I read something the other day about unintended consequences. Thinking about unintended consequences is a round-about way of saying you're going to consider history as written not by winners, but by losers.
The item I read was about how glorious life will be when we've got real 5G and real self-driving cars. We'll be able to work as we drive into the office. We can maybe catch a nap on the way home. And because machines purportedly will make fewer mistakes than people, traffic will move more steadily and there will be fewer accidents.
That sounds good.
There are unintended consequences no one wants to consider. Suburban sprawl will increase. There will be a Home Depot and a Starbucks every nine feet. Small farmers will be priced out of land-ownership. And almost invariably there will be some technology issue that leads to a semi-tractor-trailer crashing into a classroom of second-graders.
But speaking of the ostensible subject of this blog: advertising, all over my social feeds these days, I see news of Martin Sorrell, and his new holding company S4. They're buying up agency after agency amassing more and more, growing larger and larger.

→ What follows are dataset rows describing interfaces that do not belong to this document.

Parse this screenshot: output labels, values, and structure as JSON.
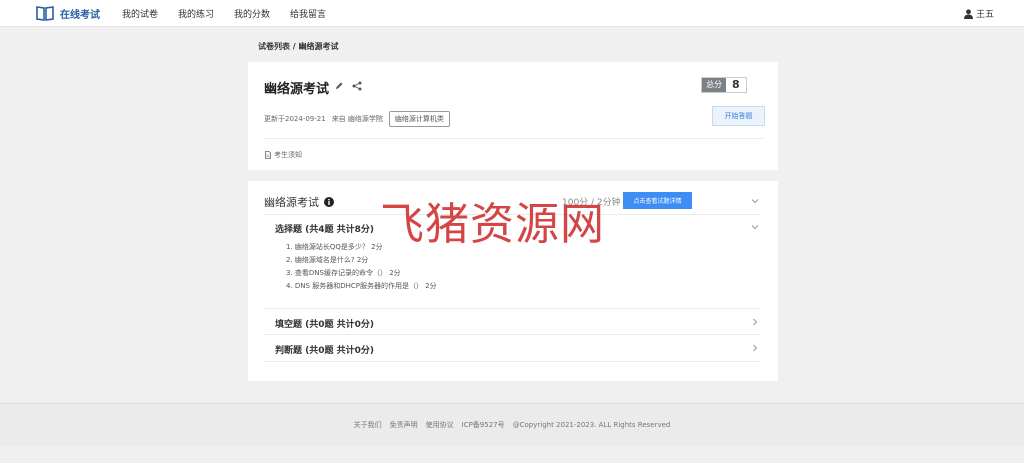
{
  "nav": {
    "brand": "在线考试",
    "items": [
      "我的试卷",
      "我的练习",
      "我的分数",
      "给我留言"
    ],
    "user": "王五"
  },
  "breadcrumb": "试卷列表 / 幽络源考试",
  "exam": {
    "title": "幽络源考试",
    "score_label": "总分",
    "score_value": "8",
    "updated": "更新于2024-09-21",
    "source": "来自 幽络源学院",
    "tag": "幽络源计算机类",
    "start_label": "开始答题",
    "notice": "考生须知"
  },
  "section": {
    "title": "幽络源考试",
    "score_info": "100分 / 2分钟",
    "detail_label": "点击查看试题详情",
    "groups": [
      {
        "title": "选择题 (共4题 共计8分)",
        "questions": [
          "1. 幽络源站长QQ是多少？ 2分",
          "2. 幽络源域名是什么? 2分",
          "3. 查看DNS缓存记录的命令（） 2分",
          "4. DNS 服务器和DHCP服务器的作用是（） 2分"
        ]
      },
      {
        "title": "填空题 (共0题 共计0分)"
      },
      {
        "title": "判断题 (共0题 共计0分)"
      }
    ]
  },
  "watermark": "飞猪资源网",
  "footer": {
    "links": [
      "关于我们",
      "免责声明",
      "使用协议",
      "ICP备9527号",
      "@Copyright 2021-2023. ALL Rights Reserved"
    ]
  },
  "colors": {
    "brand": "#2a5ea8",
    "primary": "#3d8df5",
    "watermark": "#d23c3c"
  }
}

S4 is buying not old-line agencies, but places I've never heard of--I don't know a media monk from a media rabbi--but I'm sure people are marveling at Sorrell's genius. In just a few short years, he's created an advertising holding company that seems to have the money-hemorrhaging old-guard shivering in their $1100 sockless loafers.

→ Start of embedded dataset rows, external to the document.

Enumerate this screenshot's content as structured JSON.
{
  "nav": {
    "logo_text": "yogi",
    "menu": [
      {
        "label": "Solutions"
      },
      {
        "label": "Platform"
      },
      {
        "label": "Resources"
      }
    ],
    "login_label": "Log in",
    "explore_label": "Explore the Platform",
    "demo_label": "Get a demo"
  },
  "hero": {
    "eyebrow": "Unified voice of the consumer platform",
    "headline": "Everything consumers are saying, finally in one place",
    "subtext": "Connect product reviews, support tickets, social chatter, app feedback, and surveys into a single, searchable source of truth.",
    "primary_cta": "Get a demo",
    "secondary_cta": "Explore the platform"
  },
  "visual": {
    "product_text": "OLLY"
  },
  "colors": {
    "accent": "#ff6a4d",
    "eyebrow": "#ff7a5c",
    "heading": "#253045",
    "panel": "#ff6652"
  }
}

People see Sorrell as the person who made WPP the world's largest communications company. A money alchemist who took a shopping cart company and turned it into a company that owned more than a handful of the most-storied brands in advertising.
What they don't see is the unintended consequences of Sorrellism.
They don't see that when he paid himself $100 million a year. That meant the holding company had to forgo paying 1000 $100,000/year employees. They see that he drove up shareholder-value. They don't see that he essentially transferred revenue from workers to shareholders. Leaving his holding company's workforce commoditized and ill-paid. They don't see that the $100 million he gave himself essentially eviscerated the company he ran. (It's hard to take the $100 million off the top.)
They see that WPP was strong while he was there. They don't see his unintended consequence--that he dismantled the foundation and sure-footing of the business. Leaving a shell in his wake.
Thomas Friedman in
Wednesday's Times (oddly enough, the failing Times is still in business while
Donald Trump is not) cites Ruchir Sharma, chief global strategist at
Morgan Stanley Investment Management, and calls this dynamic “Socialism
for the rich and capitalism for the rest.”
Market intervention like Sorrells does more to stimulate the stock market than it does to stimulate agencies. Who benefits? Shareholders. Who pays? You and I.
Sharma says, America's richest 10 percent own more than 80 percent of US stocks. They've seen their wealth go up more than 300% in the last 30 years. The bottom people (the people who do the actual grind of work) have had virtually no gains--if they still even have a job.
reverse Robin Hood trillionaire tax-relief law was passed by the Trump administration.
In most things, we focus on the action--in this case the consolidation of independent agencies into giant global entities that create vast wealth (due to their size) for the scions at the pinnacle.
What we miss is the equal and opposite reaction.
The destruction of middle-class careers.
The unintended, but inevitable, consequence.